A six-party opposition coalition has chosen a provincial mayor with no party affiliation to take on Hungarian Prime Minister Viktor Orban in the 2022 parliamentary elections, final results of a primary vote show.
Peter Marki-Zay, the 49-year-old conservative mayor of Hodmezovasarhely, received 56.7 percent of the vote to beat social democrat Klara Dobrev with 43.3 percent, the primary election commission reported early on October 18.
The primary was organized by a six-party opposition alliance formed last year in an effort to put forth a single candidate that could defeat Orban. Five candidates took part in the first round of the primary last month.
"Today we also changed the opposition," said Marki-Zay.
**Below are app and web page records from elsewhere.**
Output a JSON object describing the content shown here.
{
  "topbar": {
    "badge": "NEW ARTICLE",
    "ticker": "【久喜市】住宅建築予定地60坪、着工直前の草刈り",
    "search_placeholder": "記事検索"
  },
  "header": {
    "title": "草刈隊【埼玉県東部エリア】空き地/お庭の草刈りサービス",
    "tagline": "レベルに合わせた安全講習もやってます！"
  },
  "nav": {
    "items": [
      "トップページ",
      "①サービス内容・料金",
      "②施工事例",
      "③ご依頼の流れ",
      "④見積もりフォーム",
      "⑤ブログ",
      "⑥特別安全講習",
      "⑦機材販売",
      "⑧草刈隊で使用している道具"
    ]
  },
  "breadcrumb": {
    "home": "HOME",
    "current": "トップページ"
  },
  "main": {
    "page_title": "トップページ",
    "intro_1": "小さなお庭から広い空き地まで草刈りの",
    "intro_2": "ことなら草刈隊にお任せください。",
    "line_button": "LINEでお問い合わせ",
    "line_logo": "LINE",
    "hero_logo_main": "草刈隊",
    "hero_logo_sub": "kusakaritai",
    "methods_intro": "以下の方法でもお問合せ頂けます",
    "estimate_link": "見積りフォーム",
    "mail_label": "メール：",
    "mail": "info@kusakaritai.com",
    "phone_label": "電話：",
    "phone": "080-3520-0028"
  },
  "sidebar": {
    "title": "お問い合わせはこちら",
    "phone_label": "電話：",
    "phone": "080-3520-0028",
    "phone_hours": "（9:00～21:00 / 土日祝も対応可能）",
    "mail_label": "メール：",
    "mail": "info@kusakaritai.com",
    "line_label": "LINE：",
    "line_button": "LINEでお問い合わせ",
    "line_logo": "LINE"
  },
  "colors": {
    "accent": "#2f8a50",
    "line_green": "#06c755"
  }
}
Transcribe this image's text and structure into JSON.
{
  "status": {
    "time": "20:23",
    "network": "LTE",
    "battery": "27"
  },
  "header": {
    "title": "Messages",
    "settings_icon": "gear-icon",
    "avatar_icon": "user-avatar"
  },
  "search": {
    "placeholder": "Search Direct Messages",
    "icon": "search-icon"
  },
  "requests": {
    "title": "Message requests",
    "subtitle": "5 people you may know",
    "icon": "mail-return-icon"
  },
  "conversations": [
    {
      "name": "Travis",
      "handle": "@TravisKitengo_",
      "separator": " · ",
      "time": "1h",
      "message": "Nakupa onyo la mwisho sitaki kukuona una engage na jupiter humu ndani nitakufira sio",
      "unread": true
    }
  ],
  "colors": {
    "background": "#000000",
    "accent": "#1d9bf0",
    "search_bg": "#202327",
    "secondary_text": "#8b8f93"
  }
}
"The way out is neither right nor left, only up," he said and added that he agreed with Dobrev, who said the cohesion of the opposition could not be destroyed.
Dobrev, in congratulating Marki-Zay, vowed to do everything she could to support him in the upcoming parliamentary election campaign.
The commission said 662,016 people cast ballots in the vote, a number considered high for a primary election.
Marki-Zay made it into the second-round ballot after Budapest Mayor Gergely Karacsony -- who took second in the first round of voting -- withdrew from the race.
During the campaign, Marki-Zay, a practicing Catholic and father of seven, argued that only he can appeal to both leftist voters and conservatives tired of Orban's often divisive policies.
Orban has served as prime minister since 2010.
An economist and engineer who lived in the United States and Canada for five years, Marki-Zay grabbed national attention in 2018 when he won the race to become the mayor of Hodmezovasarhely.
Located almost 200 kilometers southeast of the capital Budapest, Hodmezovasarhely has a population of about 40,000.
Until he surprisingly won that mayoral vote, the southern city was considered a stronghold of Orban's party, Fidesz.
Many critics, including from fellow EU members, accuse Orban of dismantling democracy in Hungary as well as allowing corruption to become pervasive and of disregarding the rule of law.
Still, the primary winner faces a tough fight against the autocratic Orban. But analysts said Marki-Zay could appeal to many religious and conservative voters while also presenting a viable candidate to more-liberal, urban Hungarians.